Soundtrack

Nyaya Tharasu
Soundtrack album by
Released1990
Recorded1989
GenreFeature film soundtrack
Length27:54
ProducerSankar-Ganesh

The soundtrack for the film was composed by Shankar–Ganesh. All lyrics were penned by Vairamuthu.[5]

No. Song Singer Lyrics Length
1 "Thodu Vaanam Romba" P. Susheela 05:06
2 "Vennila Ennodu Vantha" Mano 05:21
3 "Vaanam Arugil Oru" K. J. Yesudas 03:55
4 "Kalyana Penn Pola" Malaysia Vasudevan, K. S. Chithra 05:52
5 "Yaarukku Arudhaal Yaaro" K. J. Yesudas, P. Susheela 04:58

Accolades

Nyaya Tharasu won the Tamil Nadu State Film Award for Third Best Film.[6]

References

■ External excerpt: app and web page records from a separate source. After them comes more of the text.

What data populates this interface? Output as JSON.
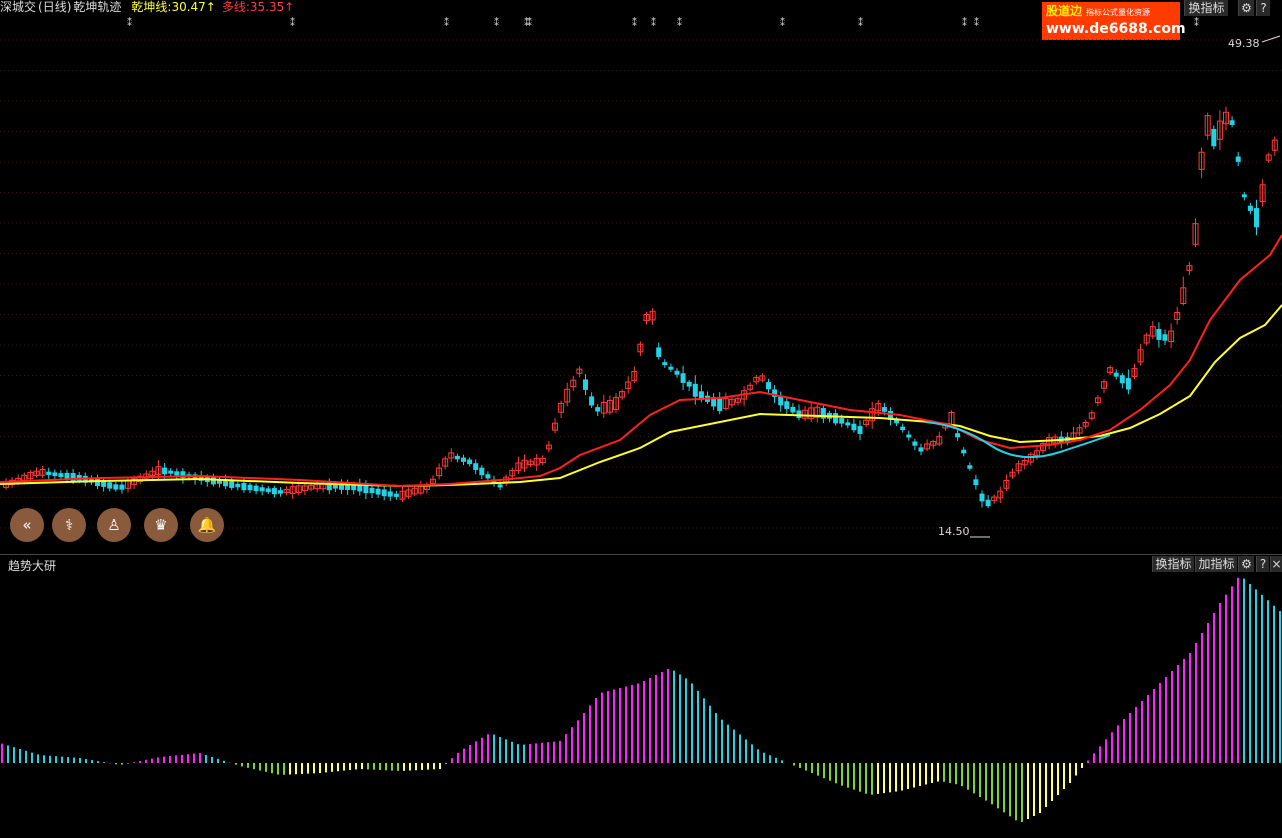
{
  "header": {
    "market": "深城交",
    "period": "(日线)",
    "indicator": "乾坤轨迹",
    "line1": "乾坤线:30.47↑",
    "line2": "多线:35.35↑"
  },
  "top_buttons": {
    "switch": "换指标",
    "gear": "⚙",
    "help": "?"
  },
  "logo": {
    "brand": "股道边",
    "tagline": "指标公式量化资源",
    "site": "www.de6688.com"
  },
  "price_labels": {
    "high": "49.38",
    "low": "14.50"
  },
  "toolbar_icons": [
    "double-chevron-left-icon",
    "stethoscope-icon",
    "advisor-icon",
    "crown-icon",
    "bell-icon"
  ],
  "toolbar_glyphs": [
    "«",
    "⚕",
    "♙",
    "♛",
    "🔔"
  ],
  "sub_panel": {
    "title": "趋势大研",
    "switch": "换指标",
    "add": "加指标",
    "gear": "⚙",
    "help": "?",
    "close": "×"
  },
  "colors": {
    "up": "#ff3b3b",
    "down": "#22d3e6",
    "qiankun": "#ff2020",
    "duo": "#ffff33",
    "magenta": "#ff20ff",
    "green": "#7fd42a",
    "yellow": "#ffff66"
  }
}
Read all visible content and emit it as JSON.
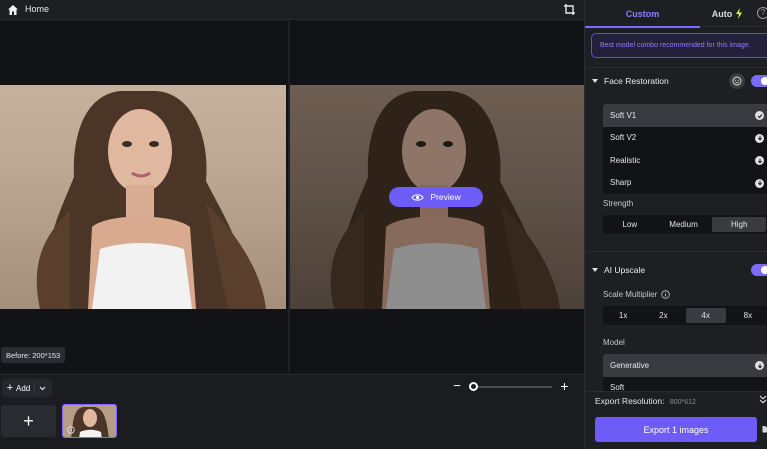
{
  "topbar": {
    "home_label": "Home"
  },
  "canvas": {
    "preview_label": "Preview",
    "before_badge": "Before: 200*153"
  },
  "bottom": {
    "add_label": "Add",
    "add_plus": "+",
    "zoom_minus": "−",
    "zoom_plus": "+",
    "add_tile_plus": "+",
    "zoom_level": 0
  },
  "panel": {
    "tabs": {
      "custom": "Custom",
      "auto": "Auto"
    },
    "hint": "Best model combo recommended for this image.",
    "face_restoration": {
      "title": "Face Restoration",
      "enabled": true,
      "models": [
        {
          "label": "Soft V1",
          "selected": true,
          "icon": "check-icon"
        },
        {
          "label": "Soft V2",
          "selected": false,
          "icon": "download-icon"
        },
        {
          "label": "Realistic",
          "selected": false,
          "icon": "download-icon"
        },
        {
          "label": "Sharp",
          "selected": false,
          "icon": "download-icon"
        }
      ],
      "strength_label": "Strength",
      "strength_options": [
        "Low",
        "Medium",
        "High"
      ],
      "strength_selected": "High"
    },
    "ai_upscale": {
      "title": "AI Upscale",
      "enabled": true,
      "scale_label": "Scale Multiplier",
      "scale_options": [
        "1x",
        "2x",
        "4x",
        "8x"
      ],
      "scale_selected": "4x",
      "model_label": "Model",
      "models": [
        {
          "label": "Generative",
          "selected": true,
          "icon": "download-icon"
        },
        {
          "label": "Soft",
          "selected": false
        }
      ]
    },
    "export": {
      "resolution_label": "Export Resolution:",
      "resolution_value": "800*612",
      "button_label": "Export 1 images"
    }
  },
  "colors": {
    "accent": "#6d5cf6",
    "accent_text": "#8f7bff",
    "panel_bg": "#1e1f23"
  }
}
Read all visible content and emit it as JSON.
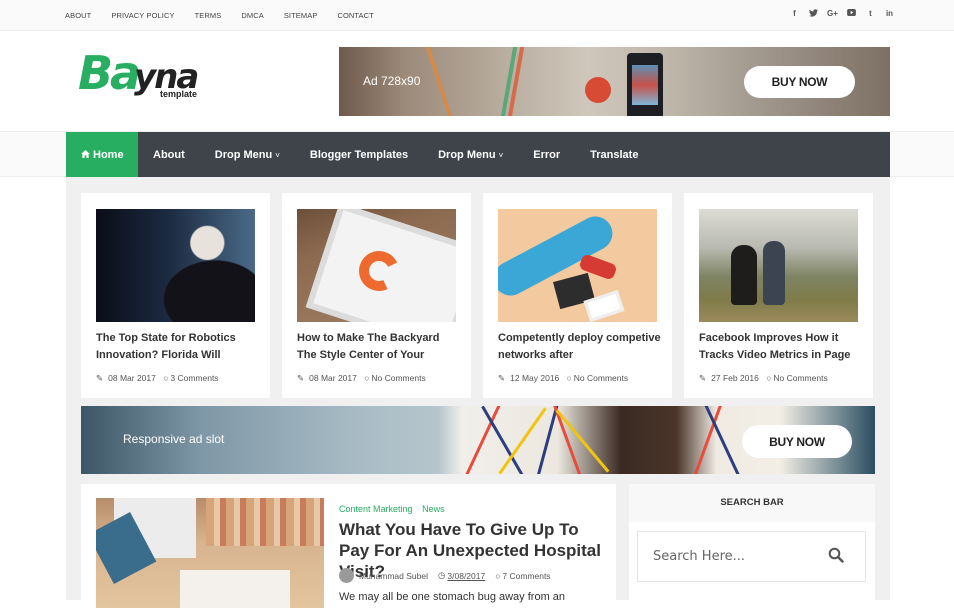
{
  "topbar": {
    "links": [
      "ABOUT",
      "PRIVACY POLICY",
      "TERMS",
      "DMCA",
      "SITEMAP",
      "CONTACT"
    ],
    "social": [
      {
        "icon": "facebook-icon",
        "glyph": "f"
      },
      {
        "icon": "twitter-icon",
        "glyph": "ᵛ"
      },
      {
        "icon": "google-plus-icon",
        "glyph": "G+"
      },
      {
        "icon": "youtube-icon",
        "glyph": "▣"
      },
      {
        "icon": "tumblr-icon",
        "glyph": "t"
      },
      {
        "icon": "linkedin-icon",
        "glyph": "in"
      }
    ]
  },
  "header": {
    "logo": {
      "primary": "Ba",
      "secondary": "yna",
      "tagline": "template"
    },
    "ad": {
      "label": "Ad 728x90",
      "button": "BUY NOW"
    }
  },
  "nav": {
    "items": [
      {
        "label": "Home",
        "icon": "home-icon",
        "active": true
      },
      {
        "label": "About"
      },
      {
        "label": "Drop Menu",
        "dropdown": true
      },
      {
        "label": "Blogger Templates"
      },
      {
        "label": "Drop Menu",
        "dropdown": true
      },
      {
        "label": "Error"
      },
      {
        "label": "Translate"
      }
    ],
    "home_glyph": "⌂",
    "chevron_glyph": "˅",
    "colors": {
      "bar": "#3e444a",
      "active": "#27ae60"
    }
  },
  "featured": [
    {
      "title": "The Top State for Robotics Innovation? Florida Will",
      "date": "08 Mar 2017",
      "comments": "3 Comments"
    },
    {
      "title": "How to Make The Backyard The Style Center of Your",
      "date": "08 Mar 2017",
      "comments": "No Comments"
    },
    {
      "title": "Competently deploy competive networks after",
      "date": "12 May 2016",
      "comments": "No Comments"
    },
    {
      "title": "Facebook Improves How it Tracks Video Metrics in Page",
      "date": "27 Feb 2016",
      "comments": "No Comments"
    }
  ],
  "meta_icons": {
    "edit": "✎",
    "comment": "○",
    "clock": "◷"
  },
  "ad_mid": {
    "label": "Responsive ad slot",
    "button": "BUY NOW"
  },
  "post": {
    "categories": [
      "Content Marketing",
      "News"
    ],
    "title": "What You Have To Give Up To Pay For An Unexpected Hospital Visit?",
    "author": "Muhammad Subel",
    "date": "3/08/2017",
    "comments": "7 Comments",
    "excerpt": "We may all be one stomach bug away from an"
  },
  "sidebar": {
    "search_widget": {
      "title": "SEARCH BAR",
      "placeholder": "Search Here..."
    }
  },
  "colors": {
    "accent": "#27ae60",
    "nav": "#3e444a",
    "background": "#f0f0f0"
  }
}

  1. ^ Muralidharan, Kavitha (12 August 2018). "How Kalaignar changed the idiom of Tamil cinema". The Economic Times. Archived from the original on 2 June 2021. Retrieved 1 June 2021.
  2. ^ Rajendran, Gopinath (23 May 2017). "Today, even ghosts are cracking jokes". The New Indian Express. Archived from the original on 21 December 2018. Retrieved 1 June 2017.
  3. ^ Ramesh, Deepika (6 January 2015). "K Rajeshwar Interview: Future Perfect". Silverscreen.in. Archived from the original on 9 January 2015. Retrieved 9 January 2015.
  4. ^ "திரைப்படத் தயாரிப்பாளர் ஏ.எல்.அழகப்பன் கருணாநிதி முன்னிலையில் திமுகவில் இணைந்தார்". 26 December 2015.
  5. ^ "Nyaya Tharasu (1989)". Raaga.com (in Tamil). Archived from the original on 2 July 2021. Retrieved 2 July 2021.
  6. ^ "State film awards". The Indian Express. Express News Service. 21 November 1990. p. 5.